Imagine driving down the highway at 70 miles per hour, when suddenly the wheel turns hard right. You crash. And it was because someone hacked your car.
It’s not far-fetched science fiction. It’s the near-term future today’s hackers are warning about.
Most people aren’t aware their cars are already high-tech computers. And now we’re networking them by giving them wireless connectivity. Yet there’s a danger to turning your car into a smartphone on wheels: It makes them a powerful target for hackers.
Meanwhile, there’s a growing potential for car malware. Makers of “infotainment” systems — dashboards that function like a tablet — are racing to add fun apps. But if automobiles’ internal electronics remain insecure, downloading a malicious app to your car could spell big trouble. That’s why auto suppliers are taking initiative.
Harman() makes Bluetooth audio devices that end up in BMWs, Hyundais, Mercedes-Benzes and others. The company is adding its own layers of security by using software to virtually separate the entertainment system from the car’s network. It raises the bar of difficulty for a hacker to use a music app to worm his way into your steering controls.

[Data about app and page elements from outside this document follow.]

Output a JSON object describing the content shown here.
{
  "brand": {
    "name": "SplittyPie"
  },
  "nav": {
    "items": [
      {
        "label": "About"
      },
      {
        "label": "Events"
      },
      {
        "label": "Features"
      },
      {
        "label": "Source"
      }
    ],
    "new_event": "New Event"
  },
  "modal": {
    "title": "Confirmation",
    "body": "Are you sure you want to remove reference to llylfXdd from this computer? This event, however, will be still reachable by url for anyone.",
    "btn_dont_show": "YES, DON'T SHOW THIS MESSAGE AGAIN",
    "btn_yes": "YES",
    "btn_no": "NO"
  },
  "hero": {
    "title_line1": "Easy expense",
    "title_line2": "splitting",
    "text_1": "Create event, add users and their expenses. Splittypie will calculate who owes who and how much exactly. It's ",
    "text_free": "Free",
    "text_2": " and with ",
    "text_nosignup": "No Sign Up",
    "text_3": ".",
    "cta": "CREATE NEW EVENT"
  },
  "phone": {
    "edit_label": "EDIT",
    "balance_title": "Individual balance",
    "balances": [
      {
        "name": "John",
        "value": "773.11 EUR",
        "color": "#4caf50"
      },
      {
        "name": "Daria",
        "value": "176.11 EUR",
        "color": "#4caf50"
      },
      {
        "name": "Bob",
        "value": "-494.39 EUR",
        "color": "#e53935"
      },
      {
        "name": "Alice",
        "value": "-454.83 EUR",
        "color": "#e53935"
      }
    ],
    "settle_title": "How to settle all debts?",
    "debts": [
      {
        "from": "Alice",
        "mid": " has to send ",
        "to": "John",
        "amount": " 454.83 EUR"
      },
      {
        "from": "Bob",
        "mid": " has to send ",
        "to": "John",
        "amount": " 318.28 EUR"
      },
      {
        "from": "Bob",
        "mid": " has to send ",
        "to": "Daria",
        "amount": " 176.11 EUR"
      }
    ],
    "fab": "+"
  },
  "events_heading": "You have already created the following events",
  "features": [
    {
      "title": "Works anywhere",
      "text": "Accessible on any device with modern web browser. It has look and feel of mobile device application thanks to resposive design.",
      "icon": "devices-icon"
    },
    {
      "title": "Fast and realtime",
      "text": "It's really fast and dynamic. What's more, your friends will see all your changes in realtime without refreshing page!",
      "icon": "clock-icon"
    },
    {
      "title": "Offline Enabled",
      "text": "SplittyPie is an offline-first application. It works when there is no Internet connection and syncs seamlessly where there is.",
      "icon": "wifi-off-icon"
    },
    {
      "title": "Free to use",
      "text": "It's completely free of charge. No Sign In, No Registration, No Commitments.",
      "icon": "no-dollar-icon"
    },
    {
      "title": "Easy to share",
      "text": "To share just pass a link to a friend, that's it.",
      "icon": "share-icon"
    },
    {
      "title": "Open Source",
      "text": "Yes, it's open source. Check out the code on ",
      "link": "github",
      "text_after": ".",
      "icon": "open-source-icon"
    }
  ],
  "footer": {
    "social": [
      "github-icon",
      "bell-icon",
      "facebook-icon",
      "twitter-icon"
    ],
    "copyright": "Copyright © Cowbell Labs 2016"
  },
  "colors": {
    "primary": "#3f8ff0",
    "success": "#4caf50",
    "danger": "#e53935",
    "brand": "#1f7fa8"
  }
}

Sachin Lawande leads Harman’s infotainment division and justifies its initiative: “The assumption we’re making is that it’ll take a while for the auto industry to move to a more secure internal network than what we have today.”